SEATTLE — Wildfire smoke drifting across the ocean from Siberia to the Pacific Northwest may explain why Seattle has had so many spectacular sunsets recently.
Dozens of wildfires on Russia’s east coast have burned hot enough to lift the smoke high into the air, where it gets caught in the jet stream, scientists say. It’s then carried across the ocean to the Pacific Northwest, the Seattle Times reported.
Cliff Mass, a professor of atmospheric sciences at the University of Washington, said the smoke isn’t a health risk but may be the reason behind the recent series of spectacular sunsets.
“It’s fading now a little bit, but the fires are not over,” he said. The smoke has lessened over Seattle in the last few days but didn’t prevent a vivid sunset on Thursday, he added.
“We always see some level of smoke and pollution” from East Asia, Dan Jaffe, a professor of atmospheric and environmental chemistry at UW Bothell told the Times. It’s especially common in the springtime.
But the smoke that has drifted here in the last two weeks is the worst since 2003, Jaffe said.
It’s fed by huge fires burning near Lake Baikal and on the Kamchatka Peninsula on Russia’s east coast. Last week, 67 wildfires were burning in Eastern Russia, according to RIA Novosti, a Russian state news agency.
Lyatt Jaeglé, a UW professor who has studied how pollutants travel long distances, said the smoke gets caught in the jet stream, which carries it to the Pacific Northwest. The high pressure of the past week here has helped bring the smoke to the ground, he added.
The course of the jet stream makes the Pacific Northwest the front line for East Asian pollution on the West Coast.
Meteorologists have observed the smoke of the last two weeks from British Columbia down to Oregon, where Jaffe has monitored it from his research station on Mount Bachelor, near Bend.
It takes about seven to 10 days, said Eric Taylor, an air-quality meteorologist with the Ministry of Environment in British Columbia, which has also seen smoky skies recently.
Smoke, dust and other pollutants from across the Pacific don’t usually make it too far inland.
“A lot of this stuff is taken out by the Cascades and the Rockies,” Mass said.
The haze in British Columbia has mostly affected the coastal area near Vancouver, but some pollutants have made it across the mountains into the province’s interior.
“It seems that this smoke bloom from Siberia also carried with it a lot of ozone,” Taylor said.
Air quality, however has remained normal in the Seattle area, Phil Schwartzendruber, an air-resources specialist with the Puget Sound Clean Air Agency, told the Times.

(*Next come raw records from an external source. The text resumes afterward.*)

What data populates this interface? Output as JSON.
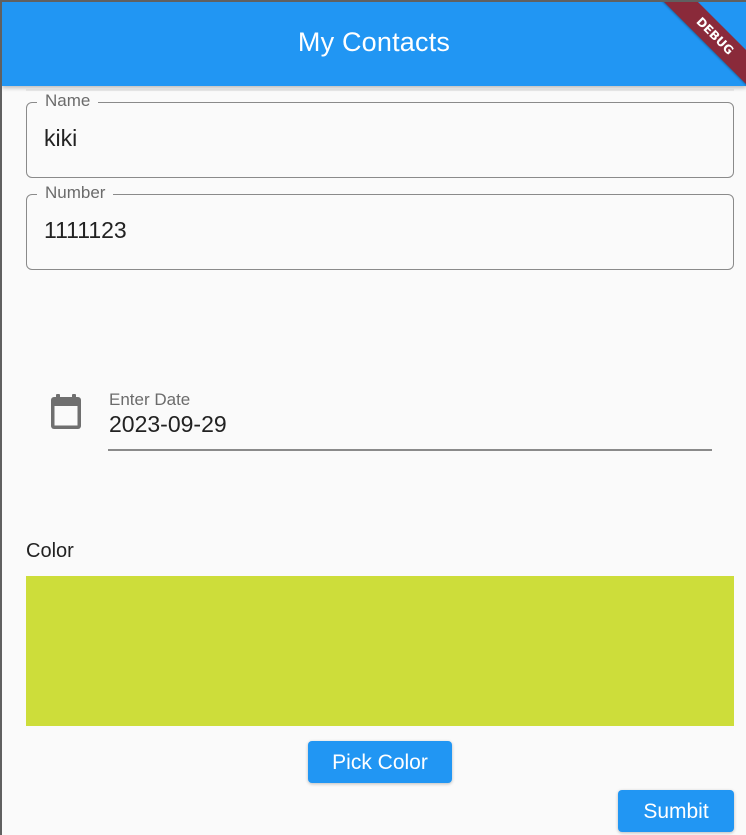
{
  "appbar": {
    "title": "My Contacts",
    "debug_banner": "DEBUG",
    "color": "#2196f3"
  },
  "form": {
    "name_field": {
      "label": "Name",
      "value": "kiki"
    },
    "number_field": {
      "label": "Number",
      "value": "1111123"
    },
    "date_field": {
      "label": "Enter Date",
      "value": "2023-09-29",
      "icon": "calendar-icon"
    },
    "color_section": {
      "label": "Color",
      "selected_color": "#cddd3a"
    },
    "pick_color_button": "Pick Color",
    "submit_button": "Sumbit"
  }
}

Fireworks on the Fourth of July in some Seattle neighborhoods hurt the air quality more than the smoke has, he said.
Low-pressure systems and rainy days would help combat the smoke, but it could return as long as the fires continue to rage.